As ubiquitous as bluegrass music is in modern-day New York City, sometimes it’s easy to forget about the greats who laid the groundwork for today’s lively scene. Last night at Jalopy, Brooklyn’s home for folk and roots music, Rick Snell (Mona’s Monday Night Bluegrass Session) paid tribute to the great Arthel Watson, otherwise known as Doc Watson, in a vibrant evening of diverse Doc Watson classics. Watson, who died in 2012, was known for his flat picking guitar style, but was also a phenomenal finger picker, as well as a banjo player and harmonica player.

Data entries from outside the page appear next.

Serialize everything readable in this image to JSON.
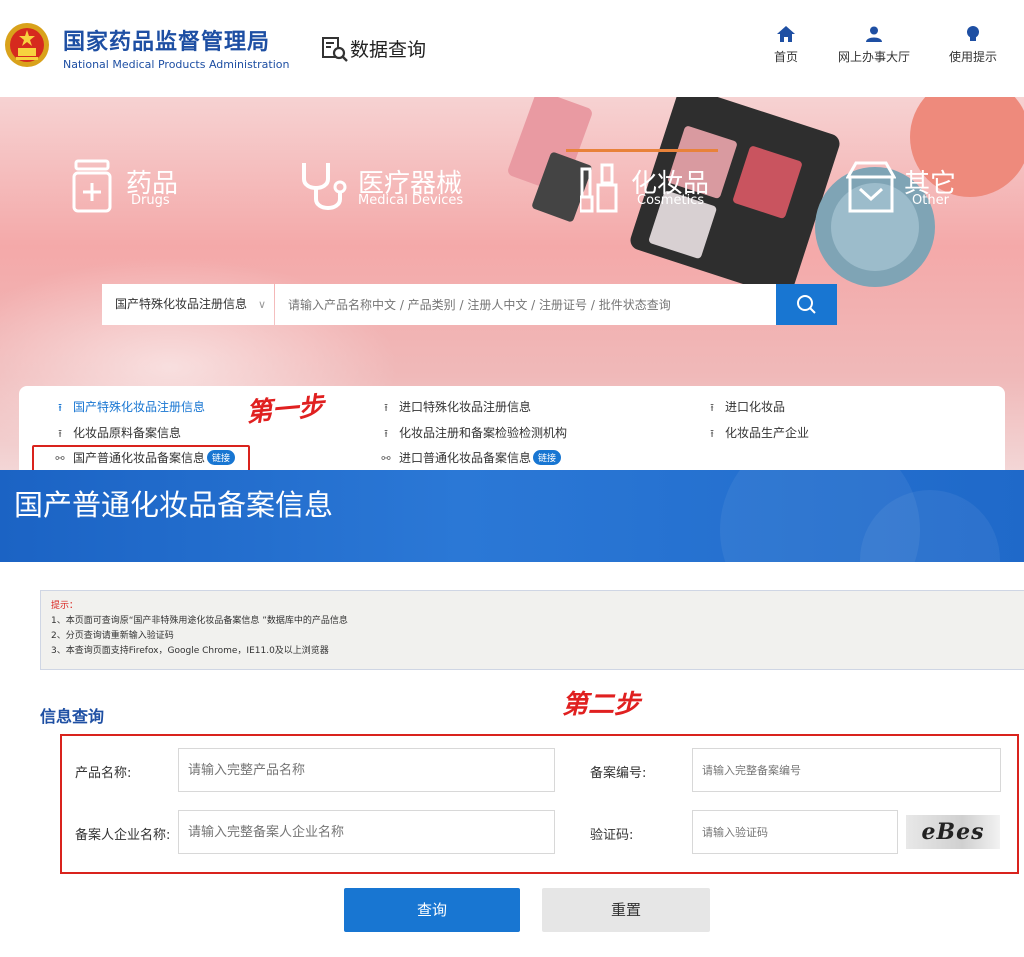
{
  "header": {
    "brand_cn": "国家药品监督管理局",
    "brand_en": "National Medical Products Administration",
    "data_query_label": "数据查询",
    "nav": [
      {
        "label": "首页",
        "icon": "home-icon"
      },
      {
        "label": "网上办事大厅",
        "icon": "user-icon"
      },
      {
        "label": "使用提示",
        "icon": "lightbulb-icon"
      }
    ]
  },
  "banner": {
    "categories": [
      {
        "cn": "药品",
        "en": "Drugs",
        "icon": "drug-icon"
      },
      {
        "cn": "医疗器械",
        "en": "Medical Devices",
        "icon": "stethoscope-icon"
      },
      {
        "cn": "化妆品",
        "en": "Cosmetics",
        "icon": "cosmetics-icon",
        "active": true
      },
      {
        "cn": "其它",
        "en": "Other",
        "icon": "store-icon"
      }
    ],
    "search": {
      "selected_option": "国产特殊化妆品注册信息",
      "placeholder": "请输入产品名称中文 / 产品类别 / 注册人中文 / 注册证号 / 批件状态查询"
    },
    "links": [
      {
        "label": "国产特殊化妆品注册信息",
        "active": true
      },
      {
        "label": "进口特殊化妆品注册信息"
      },
      {
        "label": "进口化妆品"
      },
      {
        "label": "化妆品原料备案信息"
      },
      {
        "label": "化妆品注册和备案检验检测机构"
      },
      {
        "label": "化妆品生产企业"
      },
      {
        "label": "国产普通化妆品备案信息",
        "badge": "链接"
      },
      {
        "label": "进口普通化妆品备案信息",
        "badge": "链接"
      }
    ],
    "step1_label": "第一步"
  },
  "page_title": "国产普通化妆品备案信息",
  "tips": {
    "title": "提示：",
    "lines": [
      "1、本页面可查询原“国产非特殊用途化妆品备案信息 ”数据库中的产品信息",
      "2、分页查询请重新输入验证码",
      "3、本查询页面支持Firefox，Google Chrome，IE11.0及以上浏览器"
    ]
  },
  "query": {
    "section_title": "信息查询",
    "step2_label": "第二步",
    "fields": {
      "product_name": {
        "label": "产品名称:",
        "placeholder": "请输入完整产品名称"
      },
      "record_no": {
        "label": "备案编号:",
        "placeholder": "请输入完整备案编号"
      },
      "company_name": {
        "label": "备案人企业名称:",
        "placeholder": "请输入完整备案人企业名称"
      },
      "captcha": {
        "label": "验证码:",
        "placeholder": "请输入验证码",
        "image_text": "eBes"
      }
    },
    "query_button": "查询",
    "reset_button": "重置"
  },
  "colors": {
    "brand_blue": "#1e4fa3",
    "accent_blue": "#1876d2",
    "highlight_red": "#d9231d",
    "active_underline": "#e8823a"
  }
}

One of the pioneers of the bluegrass genre, he was born and spent most of his life in the Blue Ridge mountains of North Carolina and played with the likes of Bill Monroe, David Grisman, and many others.

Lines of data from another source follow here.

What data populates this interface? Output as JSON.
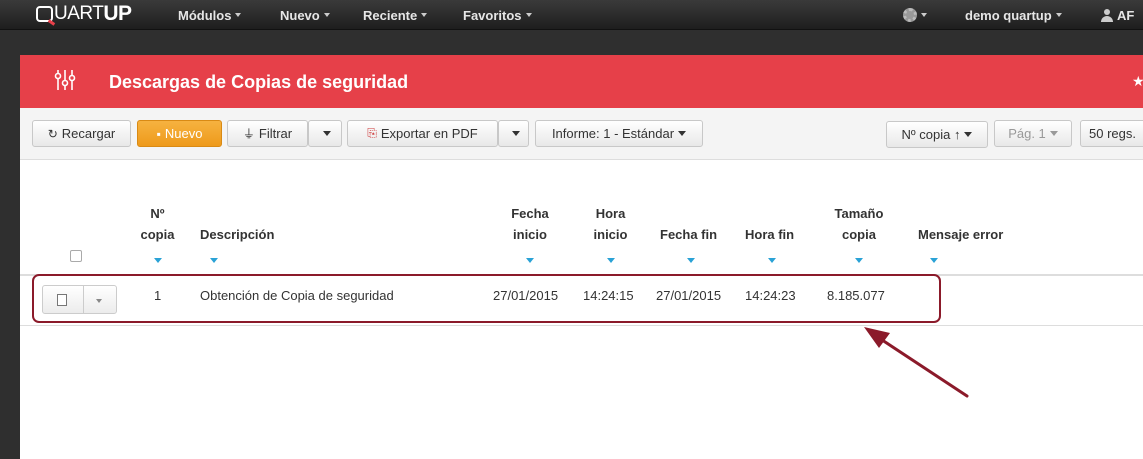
{
  "topbar": {
    "logo_q": "",
    "logo_mid": "UART",
    "logo_end": "UP",
    "menu": [
      "Módulos",
      "Nuevo",
      "Reciente",
      "Favoritos"
    ],
    "user_menu": "demo quartup",
    "user_short": "AF"
  },
  "header": {
    "title": "Descargas de Copias de seguridad"
  },
  "toolbar": {
    "reload": "Recargar",
    "new": "Nuevo",
    "filter": "Filtrar",
    "export": "Exportar en PDF",
    "report": "Informe: 1 - Estándar",
    "sort": "Nº copia ↑",
    "page": "Pág. 1",
    "per_page": "50 regs."
  },
  "table": {
    "columns": {
      "num_l1": "Nº",
      "num_l2": "copia",
      "desc": "Descripción",
      "fi_l1": "Fecha",
      "fi_l2": "inicio",
      "hi_l1": "Hora",
      "hi_l2": "inicio",
      "ff": "Fecha fin",
      "hf": "Hora fin",
      "size_l1": "Tamaño",
      "size_l2": "copia",
      "err": "Mensaje error"
    },
    "rows": [
      {
        "num": "1",
        "desc": "Obtención de Copia de seguridad",
        "fecha_inicio": "27/01/2015",
        "hora_inicio": "14:24:15",
        "fecha_fin": "27/01/2015",
        "hora_fin": "14:24:23",
        "size": "8.185.077",
        "error": ""
      }
    ]
  },
  "colors": {
    "header_red": "#e64049",
    "accent_orange": "#ee9a1b",
    "annotation": "#8b1a2a",
    "sort_blue": "#2aa2d6"
  }
}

The Jalopy tribute, hosted by Snell, featured several NYC bluegrass legends of our era, including Andy Statman and Kenny Kosek, in addition to the next generation of talent, the astonishing banjo prodigy Nora Brown. Statman held bluegrass to the standards of Bill Monroe with his lightning-fast instrumental breaks, while Kosek’s tasteful, soulful fiddle playing offered a compelling contrast. A highlight of the evening was a 4 banjo rendition of the old time classic Cuckoo Bird, which was reimagined by Watson. Other highlights included “Windy and Warm,” a mesmerizing instrumental duet performed by Snell and multi-instrumentalist Jared Engel (bass/ banjo), and Snell’s chilling solo performance of the ballad “Matty Groves. Trip Henderson’s harmonica solos added soul and flavor to the evening, in addition to being a clear audience favorite.

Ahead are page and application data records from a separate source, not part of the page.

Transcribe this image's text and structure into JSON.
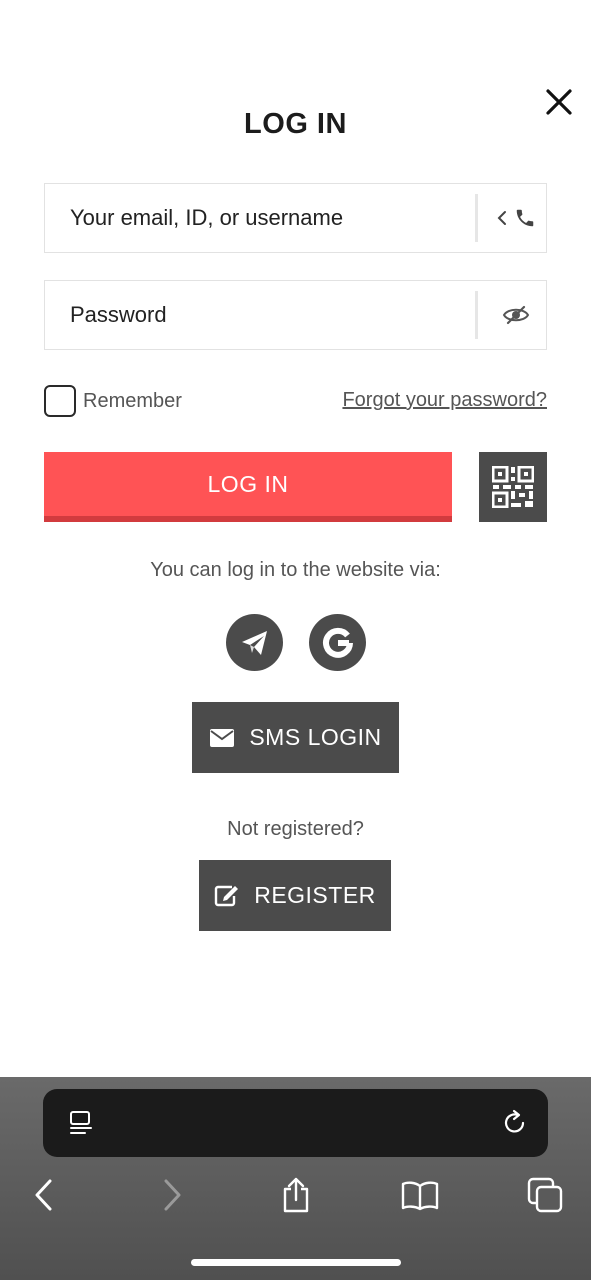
{
  "modal": {
    "title": "LOG IN",
    "close_icon": "close-icon"
  },
  "form": {
    "email_placeholder": "Your email, ID, or username",
    "password_placeholder": "Password",
    "remember_label": "Remember",
    "remember_checked": false,
    "forgot_link": "Forgot your password?",
    "login_button": "LOG IN"
  },
  "alt_login": {
    "via_text": "You can log in to the website via:",
    "providers": [
      {
        "name": "Telegram",
        "icon": "telegram-icon"
      },
      {
        "name": "Google",
        "icon": "google-icon"
      }
    ],
    "sms_button": "SMS LOGIN",
    "not_registered": "Not registered?",
    "register_button": "REGISTER"
  },
  "colors": {
    "primary": "#ff5355",
    "primary_border": "#d23b3e",
    "dark_button": "#4b4b4b"
  },
  "browser": {
    "icons": [
      "reader-icon",
      "reload-icon",
      "back-icon",
      "forward-icon",
      "share-icon",
      "bookmarks-icon",
      "tabs-icon"
    ]
  }
}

In this age of individuality it’s worth acknowledging that very few musicians, or artists in general for that matter, operate in a vacuum —today’s groundbreaking musical ideas in the making are subject to the influence of the generations that came before. It’s important to pay tribute to our musical forefathers, and hopefully Snell’s Doc Watson Tribute is the first of many such evenings at Jalopy!